Wayne Rooney had scored his first Everton goal. Not just any old goal, either. A 90th-minute winner against all-conquering Arsenal – and past England’s best goalkeeper, to boot.
He was understandably and unmistakably euphoric.
Francis Jeffers’ emotions, as he watched Everton’s new 16-year-old hero soak up the adulation of a rejoicing Goodison Park, were rather more complex.
All at once, Jeffers was hurt, envious… and proud.
He had seen it coming, though. Not just when observing the preternatural Rooney not so much graduating as bulldozing through the Toffees’ youth ranks, but also from his vantage point behind the ball as it left the young Evertonian’s boot.
Jeffers had the best view in the house of the Rooney-guided missile arcing its way beyond a helpless David Seaman, kissing the underside of the crossbar and, finally, coming to rest in the back of the net.
It was 19 October 2002 – 15 years ago today – that Rooney scored the goal which heralded the arrival of a new English footballing superstar.
For Arsenal, who Jeffers had joined from Everton the previous year, it meant they had lost in the league for the first time in 10 months – a run stretching back 30 matches.
“I remember the ball being up my end of the pitch,” says Jeffers, speaking to evertontv. “Unsy (David Unsworth) won it back and got it into Tommy Gravesen, who made a long pass.
“You are just filtering your way back as a striker, getting back in position in case you win it again.
“It fell to the young lad, didn’t it – and it was a great first touch, I remember watching it curl and as soon as it left his foot… you knew.
“I could see it from the opposite end of the pitch. It was always going in.”
Jeffers had replaced enigmatic forward Kanu with 19 minutes remaining and the game all square, after Tomasz Radzinski equalised Freddie Ljunberg’s early goal.
Rooney came on nine minutes after his friend, taking the place of Radzinski and harbouring the same intent as his fellow Blues Academy graduate Jeffers. The two men from Croxteth were set on being the matchwinner.
“You always believe that (you will score),” says Jeffers. “You are put on there to score goals.
“I remember it being a really emotional day. Emotions probably got the better of me, like they always did against Everton.
“It is my team and I was warming up for 60 minutes or so and getting plenty of stick off the fans – which hurt me.
“I always went onto the pitch believing I would score. But it didn’t quite happen. And a good friend of mine did score… the rest is history.”
Was there any part of Jeffers, as he saw the jubilant Rooney submerged by Blue shirts, that thought… it could have been me?
"Probably not at that time,” is Jeffers’ immediate response.
Then he considers the question more deeply. To try to make sense of his feelings on the day, he takes himself back to a time when he was still watching his team from the terraces.
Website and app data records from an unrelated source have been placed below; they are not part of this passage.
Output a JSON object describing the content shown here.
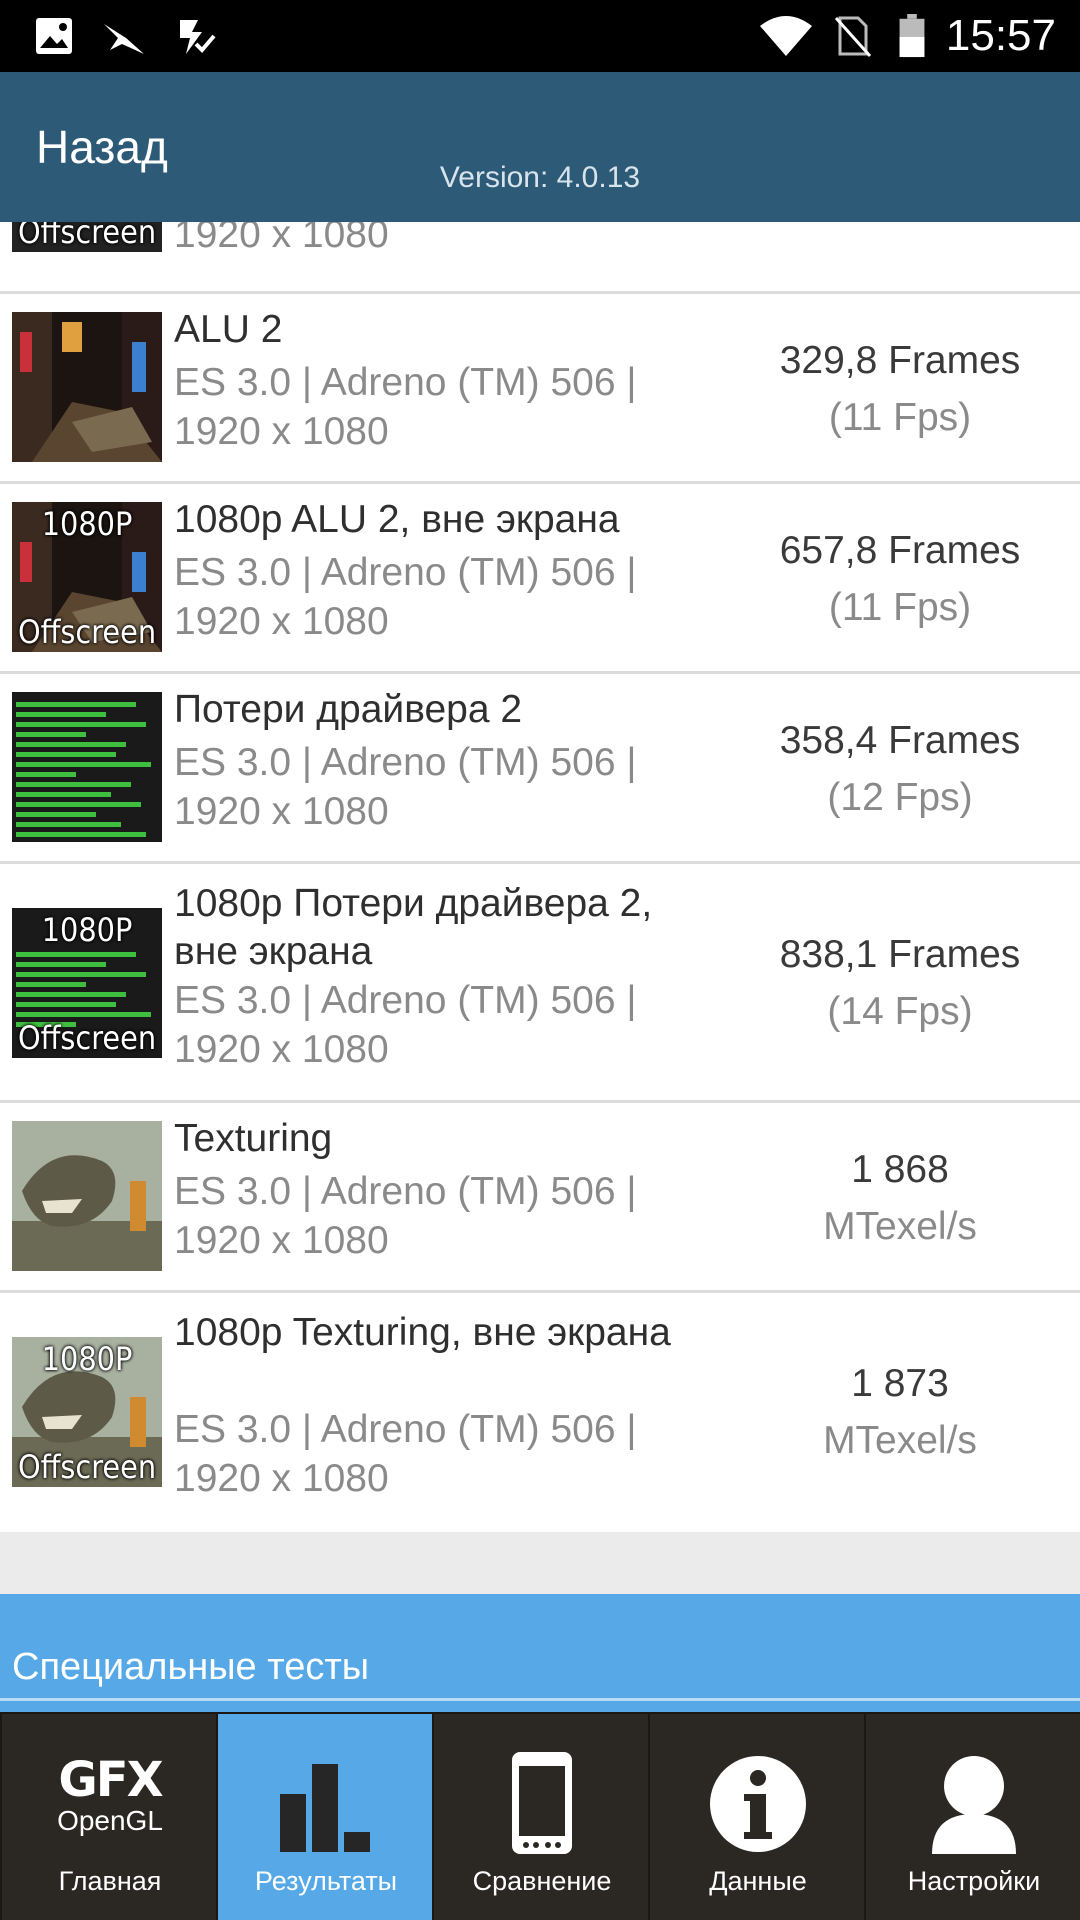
{
  "status_bar": {
    "time": "15:57"
  },
  "header": {
    "back_label": "Назад",
    "version": "Version: 4.0.13"
  },
  "results": [
    {
      "title": "",
      "sub": "1920 x 1080",
      "value": "",
      "unit": "",
      "thumb": [
        "",
        "Offscreen"
      ]
    },
    {
      "title": "ALU 2",
      "sub": "ES 3.0 | Adreno (TM) 506 | 1920 x 1080",
      "value": "329,8 Frames",
      "unit": "(11 Fps)",
      "thumb": [
        "",
        ""
      ]
    },
    {
      "title": "1080p ALU 2, вне экрана",
      "sub": "ES 3.0 | Adreno (TM) 506 | 1920 x 1080",
      "value": "657,8 Frames",
      "unit": "(11 Fps)",
      "thumb": [
        "1080P",
        "Offscreen"
      ]
    },
    {
      "title": "Потери драйвера 2",
      "sub": "ES 3.0 | Adreno (TM) 506 | 1920 x 1080",
      "value": "358,4 Frames",
      "unit": "(12 Fps)",
      "thumb": [
        "",
        ""
      ]
    },
    {
      "title": "1080p Потери драйвера 2, вне экрана",
      "sub": "ES 3.0 | Adreno (TM) 506 | 1920 x 1080",
      "value": "838,1 Frames",
      "unit": "(14 Fps)",
      "thumb": [
        "1080P",
        "Offscreen"
      ]
    },
    {
      "title": "Texturing",
      "sub": "ES 3.0 | Adreno (TM) 506 | 1920 x 1080",
      "value": "1 868",
      "unit": "MTexel/s",
      "thumb": [
        "",
        ""
      ]
    },
    {
      "title": "1080p Texturing, вне экрана",
      "sub": "ES 3.0 | Adreno (TM) 506 | 1920 x 1080",
      "value": "1 873",
      "unit": "MTexel/s",
      "thumb": [
        "1080P",
        "Offscreen"
      ]
    }
  ],
  "special_section": {
    "title": "Специальные тесты"
  },
  "bottom_nav": {
    "gfx_logo": "GFX",
    "gfx_logo_sub": "OpenGL",
    "items": [
      {
        "label": "Главная",
        "icon": "gfx-logo-icon"
      },
      {
        "label": "Результаты",
        "icon": "bar-chart-icon"
      },
      {
        "label": "Сравнение",
        "icon": "phone-icon"
      },
      {
        "label": "Данные",
        "icon": "info-icon"
      },
      {
        "label": "Настройки",
        "icon": "person-icon"
      }
    ]
  },
  "colors": {
    "header": "#2d5a76",
    "accent": "#56a9e6",
    "nav_bg": "#2b2723"
  }
}
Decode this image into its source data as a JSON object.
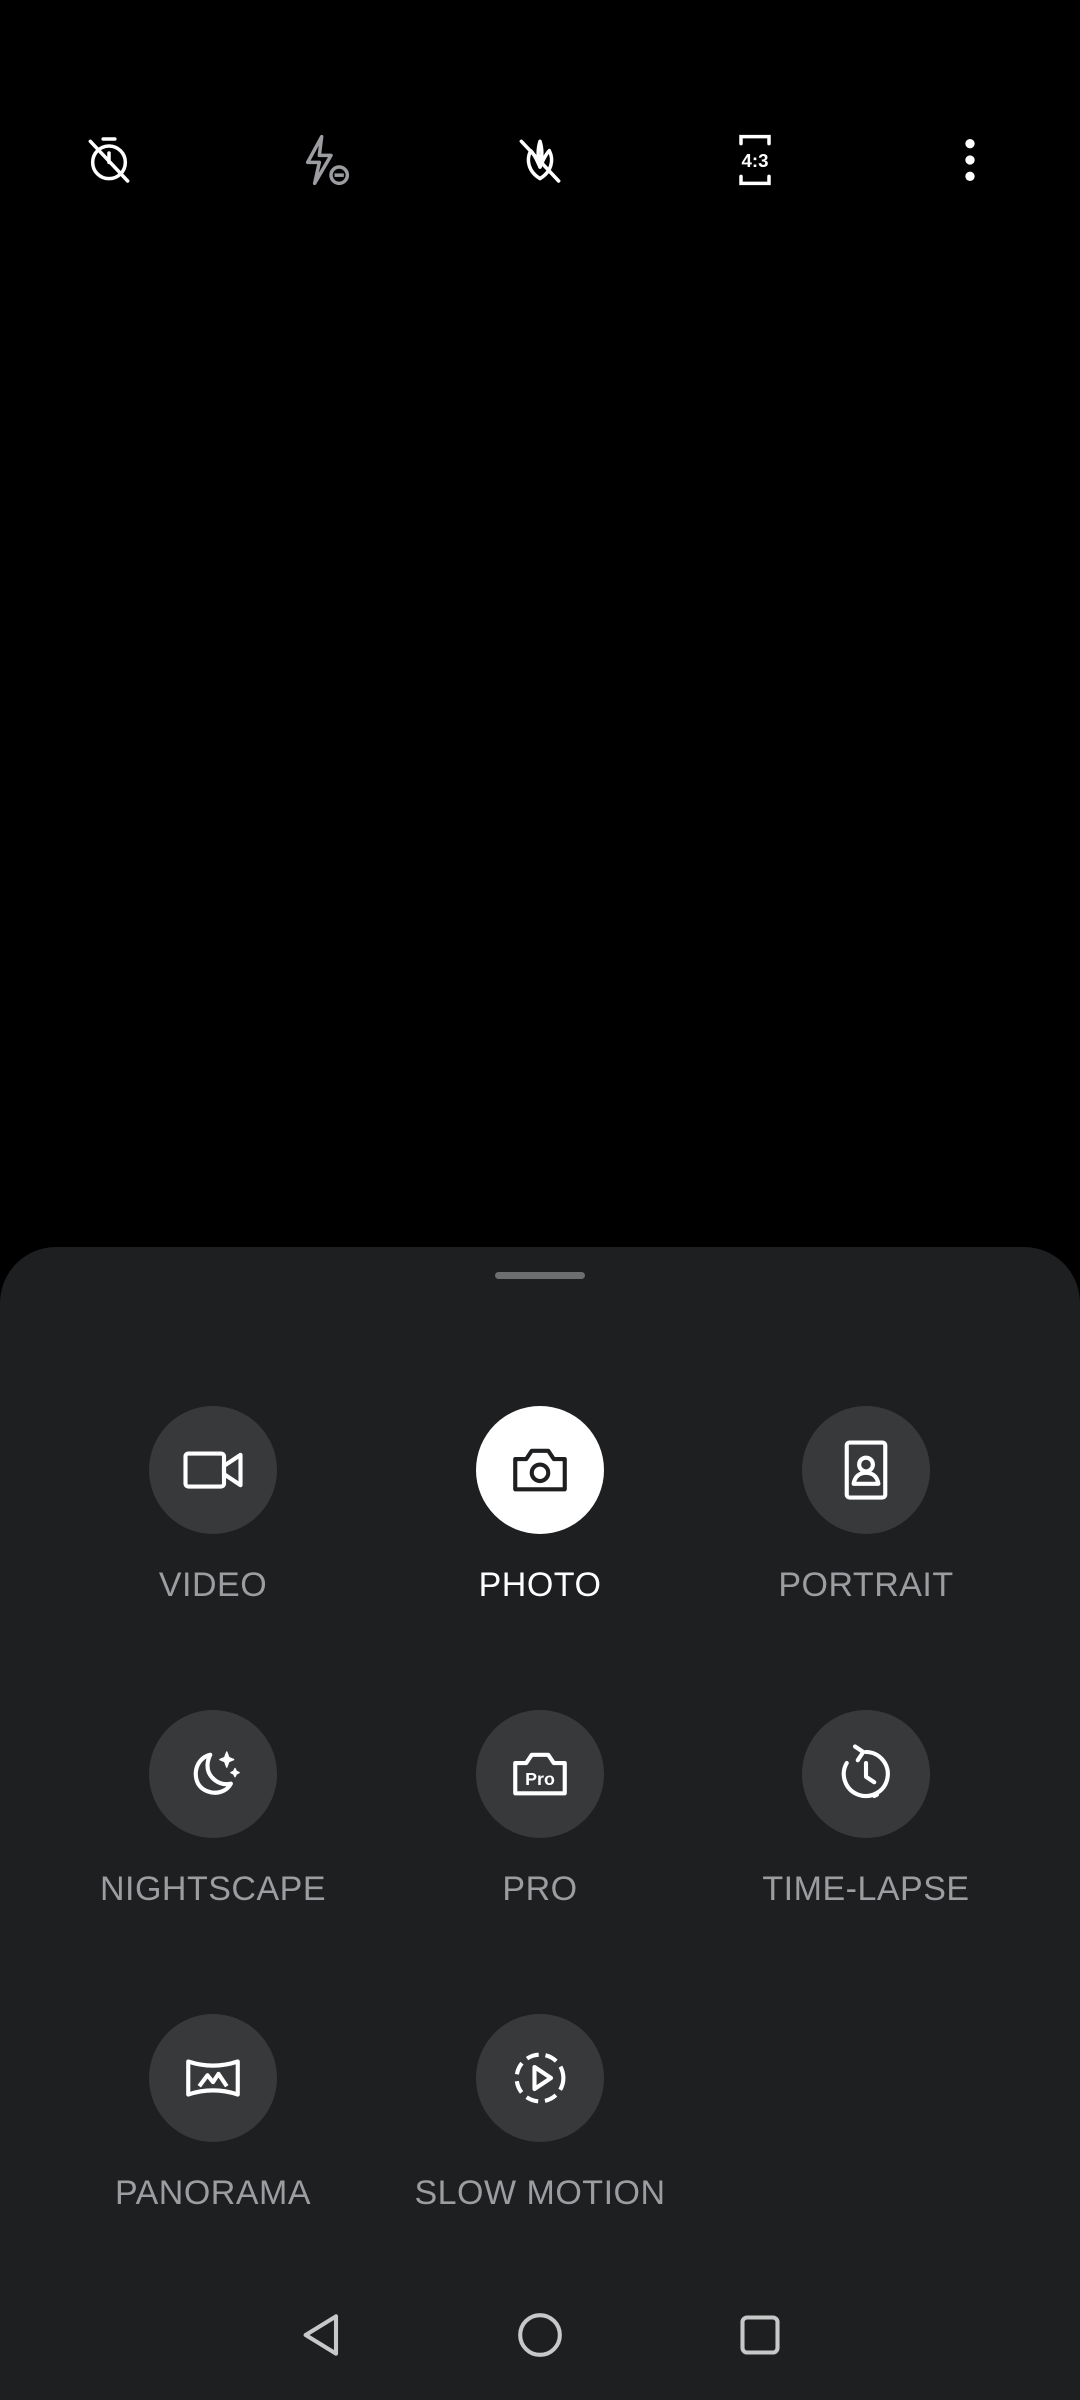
{
  "toolbar": {
    "items": [
      {
        "name": "timer-off",
        "icon": "timer-off-icon"
      },
      {
        "name": "flash-auto",
        "icon": "flash-icon"
      },
      {
        "name": "filter-off",
        "icon": "filter-off-icon"
      },
      {
        "name": "aspect-ratio",
        "icon": "aspect-ratio-icon",
        "label": "4:3"
      },
      {
        "name": "more-options",
        "icon": "more-vertical-icon"
      }
    ]
  },
  "modes": [
    {
      "label": "VIDEO",
      "icon": "video-camera-icon",
      "selected": false
    },
    {
      "label": "PHOTO",
      "icon": "camera-icon",
      "selected": true
    },
    {
      "label": "PORTRAIT",
      "icon": "portrait-icon",
      "selected": false
    },
    {
      "label": "NIGHTSCAPE",
      "icon": "moon-stars-icon",
      "selected": false
    },
    {
      "label": "PRO",
      "icon": "pro-camera-icon",
      "badge": "Pro",
      "selected": false
    },
    {
      "label": "TIME-LAPSE",
      "icon": "time-lapse-icon",
      "selected": false
    },
    {
      "label": "PANORAMA",
      "icon": "panorama-icon",
      "selected": false
    },
    {
      "label": "SLOW MOTION",
      "icon": "slow-motion-icon",
      "selected": false
    }
  ],
  "colors": {
    "sheet_bg": "#1e1f21",
    "circle_bg": "#38393b",
    "active_circle_bg": "#ffffff",
    "label": "#9c9da0",
    "active_label": "#ffffff"
  }
}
“I am a big Evertonian. I was a season ticket holder, so any goal you score for Everton is special.
“Wayne is from a similar background to me, from ‘Crocky’, the same school, a season ticket holder… went all the games and was fanatical about the Club.
“So, there is always that bit – not jealousy – but you always think, ‘I know what that feeling is like, to score for Everton’… and there ain’t no feeling like it.
“Regardless of where I have played my football, scoring goals for Everton, there was no feeling like it. So, I would probably say I was a bit envious of him scoring a goal for Everton and watching the crowd go wild.”
The Arsenal team that fell foul of Rooney’s rare genius represented a veritable collection of first-class footballers.
Did Patrick Vieira, Thierry Henry, Ashley Cole, Ljungberg and Seaman et al take Everton lightly, then? And had they overlooked the teenage ace up Toffees' manager David Moyes' sleeve?
“We had some great players in that team, so we did not really focus on the opposition,” says Jeffers.
“Arsene Wenger would have known about Wayne, though, because he studies football, he is obsessed with it.
“When I was playing for Everton and we were down at the wrong end of the table, some top clubs would come to Goodison and get beaten because it is that type of place. Once the fans get up and behind the team it is a difficult place to win.
“We were on a great run but you knew… if it was going to end somewhere it would be Goodison, because it is a tough place to go.
“It wasn’t just the crowd that day, the players were probably better than Arsenal’s. And for Wayne to pop up with the goal made it even more special, didn’t it?
“He believed in his own ability, you could see that by the way he dragged the ball down and curled it in the top corner. Most young lads would have been dragging it down and passing it on to the senior pros. That summed Wayne up."
Four months after Rooney landed his knockout blow on Arsenal, he was sharing a pitch with Jeffers once more.
The pair made their England debuts together in a friendly match against Australia.
“It was my only cap and I managed to get on the scoresheet,” says Everton's Under-23s coach Jeffers. “When I found out it was going to be me and Wayne playing together, it made the moment even more special.
“To play for England is always special but to know you are doing it with one of your mates, who is from the same area and went to the same school… it must have been a proud moment for the whole of Crocky, the schools we went to and our family and friends.
“And what he has gone on and achieved is absolutely phenomenal. I am proud of him.”